Turkey-EU: Any further progress is possible?

‘Turkey’s Justice and Development Party [AKP] government failed to take convincing steps to address the country’s worsening domestic human rights record and democratic deficit.’

This is the brief summary of the latest snapshot of Turkey taken by Human Rights Watch (HRW), which published its 24th annual report on human rights practices in more than 90 countries. The details on Turkey, on which the world has been keeping its eye, for obvious reasons, make, as expected, gloomy reading.

Coincidentally, the report landed as Prime Minister Recep Tayyip Erdoğan was paying a closely watched visit to Brussels in an attempt to freshen Turkey’s relations with the EU. But, for very apparent reasons, due to the political maneuvering and tension in Turkey, the visit has turned into a “make or break” point for the painful European Union accession negotiations.

Disappointment with the performance of the ruling AKP is now a solid part of the picture. “In office for three terms since 2002, and enjoying a strong parliamentary majority, the ruling AKP has demonstrated a growing intolerance of political opposition, public protest, and critical media,” says HRW.

The oppression of free speech and marginalization of diverse opinions is strongly highlighted by HRW. Much of its criticism about the weakness of the media is directed towards not only the government but, as expected, the media conglomerates.   

“The mute or biased coverage of the Taksim Gezi protests in much of Turkey’s media highlighted the reluctance of many media companies to report news impartially when it conflicts with government interests. In the course of the year, scores of media workers, among them highly respected mainstream journalists and commentators writing critically of the government in different media, were fired from their jobs.”

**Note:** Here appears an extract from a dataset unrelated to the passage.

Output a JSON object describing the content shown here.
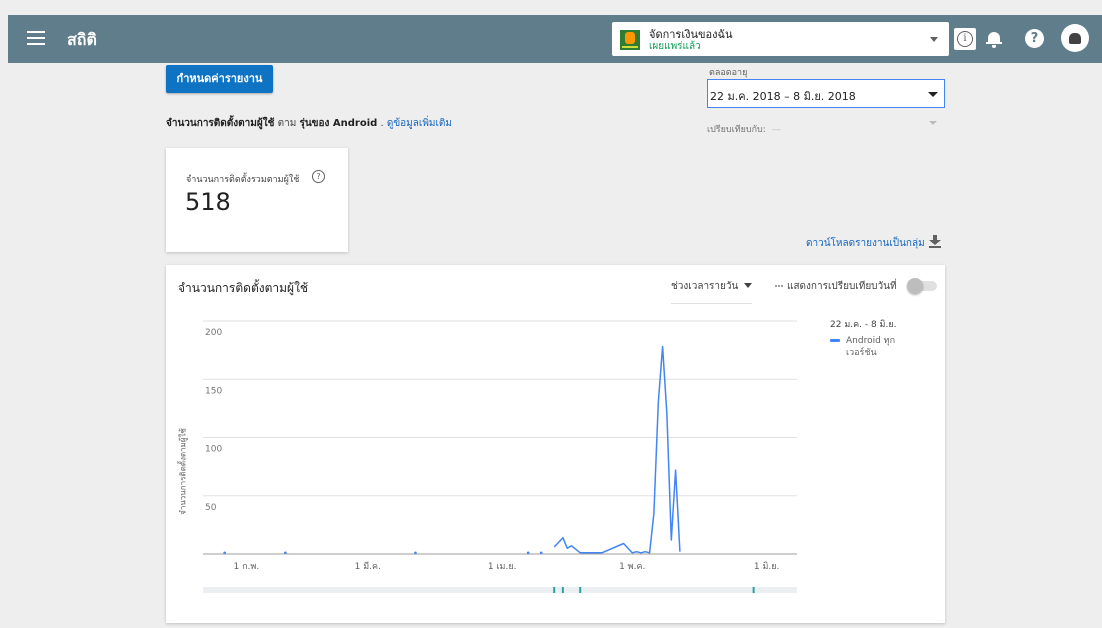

In another section, HRW also points to violations of freedom of expression: “Turkey continued to prosecute journalists in 2013, and several dozen remain in jail. The trial continued of 44 mainly Kurdish journalists and media workers (20 in detention since December 2011) for alleged links to the Union of Kurdistan Communities (KCK), a body connected to the PKK.”  

The graft probe, the demotions and replacements of police and the intimidation of the judiciary in Turkey since mid-December did not make it into the report, but if they had, this would have only added to the gloom.

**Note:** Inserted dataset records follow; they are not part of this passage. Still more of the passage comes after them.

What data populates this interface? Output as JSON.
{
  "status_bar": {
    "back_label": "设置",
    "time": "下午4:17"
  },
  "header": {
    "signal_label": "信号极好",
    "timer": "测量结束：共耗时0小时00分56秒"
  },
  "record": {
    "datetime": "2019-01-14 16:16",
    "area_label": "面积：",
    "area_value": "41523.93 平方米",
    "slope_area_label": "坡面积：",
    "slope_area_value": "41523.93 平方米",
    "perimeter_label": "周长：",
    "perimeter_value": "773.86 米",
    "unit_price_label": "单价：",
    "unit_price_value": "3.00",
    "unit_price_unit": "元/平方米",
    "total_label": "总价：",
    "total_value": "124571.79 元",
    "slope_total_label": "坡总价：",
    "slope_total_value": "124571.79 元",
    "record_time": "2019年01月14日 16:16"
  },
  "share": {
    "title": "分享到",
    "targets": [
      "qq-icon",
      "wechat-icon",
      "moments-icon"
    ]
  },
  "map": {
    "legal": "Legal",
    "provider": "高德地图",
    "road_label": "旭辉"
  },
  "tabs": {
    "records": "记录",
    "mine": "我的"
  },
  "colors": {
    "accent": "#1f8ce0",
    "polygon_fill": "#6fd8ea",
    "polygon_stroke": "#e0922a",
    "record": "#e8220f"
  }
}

But the AKP government and its ostrich-like lackeys in the media should know that with the backward steps being taken, they are pushing the country away from the Copenhagen criteria. Many observers and devoted friends of Turkey in Europe are swift to catch up with the developments and do not mince their words.

Marietje Schaake, a Dutch liberal from the European Parliament (EP) is one of them. In a statement, she said: “The separation of powers is under immense pressure in Turkey and the rule of law is not upheld. This crisis also impacts the relations between the European Union and Turkey, because measures taken, such as political intervention with the judicial branch, are not in line with European rules… Because of the mistrust and polarization, an investigation led by an international committee of experts would have the greatest effect. The European Commission should propose this to Erdoğan and international partners. The problems are now so immense that they need to be investigated independently. The European Commission should propose this to Erdoğan and international partners.”

Such a reaction is understandable, but I am not sure whether it will have a positive impact. Given the spitefulness of Erdoğan and the turbulent sociopolitical scene in the EU, which serves as a pretext for his government, these kinds of proposals will be seen as useful anti-EU material in the upcoming election campaigns.

The immense dilemma is the opposite directions that such snapshots of Turkey suggest: One way would end in a scary Mukhabarat state model, and the other, still open-ended, would lead to the heart of the EU. What makes Schaake’s proposal so interesting is that it leads to the question: Would it be possible to link its content to the very relevant Chapter 23 on the judiciary and work to open this chapter? Is there any hope at all?